07 April 2015 - Every day, in communities large and small the world over, acts of corruption undermine development, education, health care, justice and democracy. To combat this crime, the need to have international and national provisions in place is more important than ever. At a global level, Member States continue to sign up to the United Nations' two crucial conventions against Corruption and Organized Crime. Meanwhile domestically, Governments are increasingly looking to put in place legislation that will establish frameworks against corruption in order to bolster anti-corruption measures.
Recently, the Nigerian Government, with support from UNODC under a European Union-funded anti-corruption project that is being implemented in the country, amended the national extradition law. The previous version of the legislation - which had been in place since 1967 - had some legal ambiguities which had been used to delay the extradition process. On average, this delayed matters by an average of two and a half years; in extreme cases the entire extradition proceeding could be stalled indefinitely.
Under the United Nations Convention Against Corruption (UNCAC), one of the tools of international cooperation is an efficient legal framework for extradition purposes. Article 44(9) specifically calls on signatory countries to expedite extradition proceedings and, through amending the law on extradition, Nigeria has brought its national legislation into compliance with the Convention's provision. The law will not only enhance the fight against corruption, but also contribute to efforts against other transnational organized crimes such as drug trafficking, human trafficking, terrorist financing and money laundering.
To assist Nigeria in this, UNODC provided technical support to the Federal High Court and Central Authority Unit to develop the draft amendment to the Extradition Act. UNODC also incorporated input from discussions held with judges, legal experts and law enforcement officials from the country.
The UNCAC, of which UNODC is the guardian, is the only universal anti-corruption instrument.
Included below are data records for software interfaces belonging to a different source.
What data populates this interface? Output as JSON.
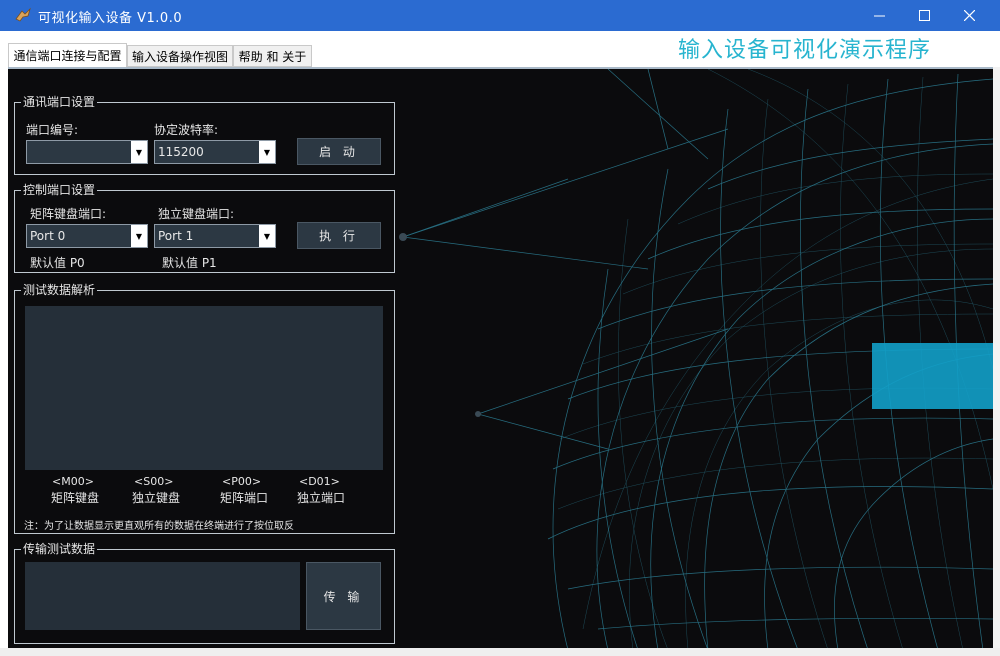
{
  "window": {
    "title": "可视化输入设备 V1.0.0",
    "controls": [
      "minimize-icon",
      "maximize-icon",
      "close-icon"
    ]
  },
  "tabs": [
    {
      "label": "通信端口连接与配置",
      "active": true
    },
    {
      "label": "输入设备操作视图",
      "active": false
    },
    {
      "label": "帮助 和 关于",
      "active": false
    }
  ],
  "header_title": "输入设备可视化演示程序",
  "comm_group": {
    "title": "通讯端口设置",
    "port_label": "端口编号:",
    "port_value": "",
    "baud_label": "协定波特率:",
    "baud_value": "115200",
    "start_button": "启 动"
  },
  "control_group": {
    "title": "控制端口设置",
    "matrix_label": "矩阵键盘端口:",
    "matrix_value": "Port 0",
    "matrix_default": "默认值 P0",
    "indep_label": "独立键盘端口:",
    "indep_value": "Port 1",
    "indep_default": "默认值 P1",
    "exec_button": "执 行"
  },
  "test_group": {
    "title": "测试数据解析",
    "legend": [
      {
        "code": "<M00>",
        "name": "矩阵键盘"
      },
      {
        "code": "<S00>",
        "name": "独立键盘"
      },
      {
        "code": "<P00>",
        "name": "矩阵端口"
      },
      {
        "code": "<D01>",
        "name": "独立端口"
      }
    ],
    "note": "注：为了让数据显示更直观所有的数据在终端进行了按位取反"
  },
  "transmit_group": {
    "title": "传输测试数据",
    "send_button": "传 输"
  },
  "colors": {
    "title_bar": "#2b6bd1",
    "header_title": "#27b4cf",
    "background": "#0b0b0d",
    "panel": "#252f39",
    "mesh": "#2c7f95"
  }
}
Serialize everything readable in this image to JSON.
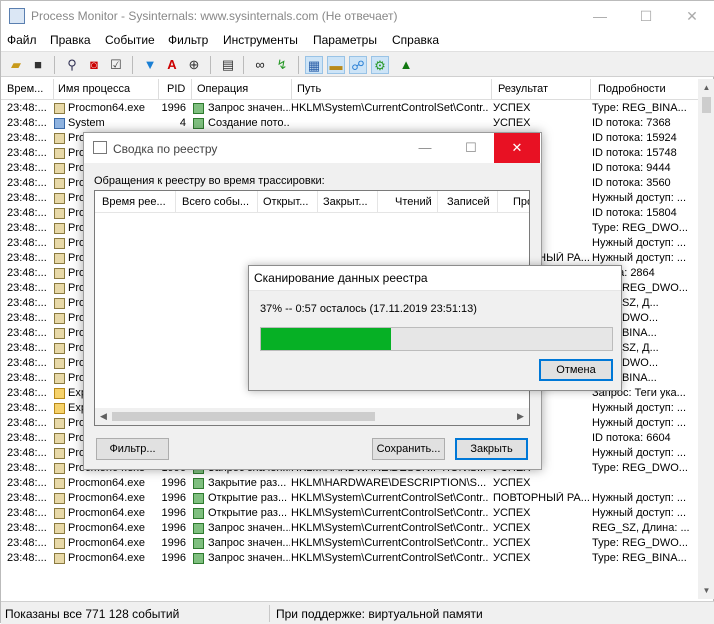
{
  "window": {
    "title": "Process Monitor - Sysinternals: www.sysinternals.com (Не отвечает)",
    "minimize": "—",
    "maximize": "☐",
    "close": "✕"
  },
  "menu": [
    "Файл",
    "Правка",
    "Событие",
    "Фильтр",
    "Инструменты",
    "Параметры",
    "Справка"
  ],
  "toolbar_icons": [
    "open-icon",
    "save-icon",
    "magnify-icon",
    "capture-icon",
    "autoscroll-icon",
    "clear-icon",
    "filter-icon",
    "highlight-icon",
    "target-icon",
    "tree-icon",
    "find-icon",
    "jump-icon",
    "registry-activity-icon",
    "file-activity-icon",
    "network-activity-icon",
    "process-activity-icon",
    "profiling-icon"
  ],
  "grid": {
    "columns": [
      "Врем...",
      "Имя процесса",
      "PID",
      "Операция",
      "Путь",
      "Результат",
      "Подробности"
    ],
    "rows": [
      [
        "23:48:...",
        "Procmon64.exe",
        "1996",
        "Запрос значен...",
        "HKLM\\System\\CurrentControlSet\\Contr...",
        "УСПЕХ",
        "Type: REG_BINA..."
      ],
      [
        "23:48:...",
        "System",
        "4",
        "Создание пото...",
        "",
        "УСПЕХ",
        "ID потока: 7368"
      ],
      [
        "23:48:...",
        "Proc",
        "",
        "",
        "",
        "",
        "ID потока: 15924"
      ],
      [
        "23:48:...",
        "Proc",
        "",
        "",
        "",
        "",
        "ID потока: 15748"
      ],
      [
        "23:48:...",
        "Proc",
        "",
        "",
        "",
        "",
        "ID потока: 9444"
      ],
      [
        "23:48:...",
        "Proc",
        "",
        "",
        "",
        "",
        "ID потока: 3560"
      ],
      [
        "23:48:...",
        "Proc",
        "",
        "",
        "",
        "",
        "Нужный доступ: ..."
      ],
      [
        "23:48:...",
        "Proc",
        "",
        "",
        "",
        "",
        "ID потока: 15804"
      ],
      [
        "23:48:...",
        "Proc",
        "",
        "",
        "",
        "",
        "Type: REG_DWO..."
      ],
      [
        "23:48:...",
        "Proc",
        "",
        "",
        "",
        "",
        "Нужный доступ: ..."
      ],
      [
        "23:48:...",
        "Proc",
        "",
        "",
        "",
        "ПОВТОРНЫЙ РА...",
        "Нужный доступ: ..."
      ],
      [
        "23:48:...",
        "Proc",
        "",
        "",
        "",
        "",
        "Длина: 2864"
      ],
      [
        "23:48:...",
        "Proc",
        "",
        "",
        "",
        "",
        "Type: REG_DWO..."
      ],
      [
        "23:48:...",
        "Proc",
        "",
        "",
        "",
        "",
        "REG_SZ, Д..."
      ],
      [
        "23:48:...",
        "Proc",
        "",
        "",
        "",
        "",
        "REG_DWO..."
      ],
      [
        "23:48:...",
        "Proc",
        "",
        "",
        "",
        "",
        "REG_BINA..."
      ],
      [
        "23:48:...",
        "Proc",
        "",
        "",
        "",
        "",
        "REG_SZ, Д..."
      ],
      [
        "23:48:...",
        "Proc",
        "",
        "",
        "",
        "",
        "REG_DWO..."
      ],
      [
        "23:48:...",
        "Proc",
        "",
        "",
        "",
        "",
        "REG_BINA..."
      ],
      [
        "23:48:...",
        "Expl",
        "",
        "",
        "",
        "",
        "Запрос: Теги ука..."
      ],
      [
        "23:48:...",
        "Expl",
        "",
        "",
        "",
        "",
        "Нужный доступ: ..."
      ],
      [
        "23:48:...",
        "Proc",
        "",
        "",
        "",
        "",
        "Нужный доступ: ..."
      ],
      [
        "23:48:...",
        "Proc",
        "",
        "",
        "",
        "",
        "ID потока: 6604"
      ],
      [
        "23:48:...",
        "Procmon64.exe",
        "1996",
        "Открытие разд...",
        "HKLM\\HARDWARE\\DESCRIPTION\\S...",
        "УСПЕХ",
        "Нужный доступ: ..."
      ],
      [
        "23:48:...",
        "Procmon64.exe",
        "1996",
        "Запрос значен...",
        "HKLM\\HARDWARE\\DESCRIPTION\\S...",
        "УСПЕХ",
        "Type: REG_DWO..."
      ],
      [
        "23:48:...",
        "Procmon64.exe",
        "1996",
        "Закрытие раз...",
        "HKLM\\HARDWARE\\DESCRIPTION\\S...",
        "УСПЕХ",
        ""
      ],
      [
        "23:48:...",
        "Procmon64.exe",
        "1996",
        "Открытие раз...",
        "HKLM\\System\\CurrentControlSet\\Contr...",
        "ПОВТОРНЫЙ РА...",
        "Нужный доступ: ..."
      ],
      [
        "23:48:...",
        "Procmon64.exe",
        "1996",
        "Открытие раз...",
        "HKLM\\System\\CurrentControlSet\\Contr...",
        "УСПЕХ",
        "Нужный доступ: ..."
      ],
      [
        "23:48:...",
        "Procmon64.exe",
        "1996",
        "Запрос значен...",
        "HKLM\\System\\CurrentControlSet\\Contr...",
        "УСПЕХ",
        "REG_SZ, Длина: ..."
      ],
      [
        "23:48:...",
        "Procmon64.exe",
        "1996",
        "Запрос значен...",
        "HKLM\\System\\CurrentControlSet\\Contr...",
        "УСПЕХ",
        "Type: REG_DWO..."
      ],
      [
        "23:48:...",
        "Procmon64.exe",
        "1996",
        "Запрос значен...",
        "HKLM\\System\\CurrentControlSet\\Contr...",
        "УСПЕХ",
        "Type: REG_BINA..."
      ]
    ]
  },
  "status": {
    "events": "Показаны все 771 128 событий",
    "backing": "При поддержке: виртуальной памяти"
  },
  "dialog": {
    "title": "Сводка по реестру",
    "label": "Обращения к реестру во время трассировки:",
    "columns": [
      "Время рее...",
      "Всего собы...",
      "Открыт...",
      "Закрыт...",
      "Чтений",
      "Записей",
      "Про"
    ],
    "filter": "Фильтр...",
    "save": "Сохранить...",
    "close": "Закрыть"
  },
  "progress": {
    "title": "Сканирование данных реестра",
    "text": "37% -- 0:57 осталось (17.11.2019 23:51:13)",
    "percent": 37,
    "cancel": "Отмена",
    "color": "#06b025"
  }
}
The Convention's far-reaching approach and the mandatory character of many of its provisions make it a unique tool for developing a comprehensive response to a global problem. The UNCAC covers five main areas: prevention, criminalization and law enforcement measures, international cooperation, asset recovery, and technical assistance and information exchange. The UNCAC covers many different forms of corruption, such as trading in influence, abuse of power, and various acts of corruption in the private sector.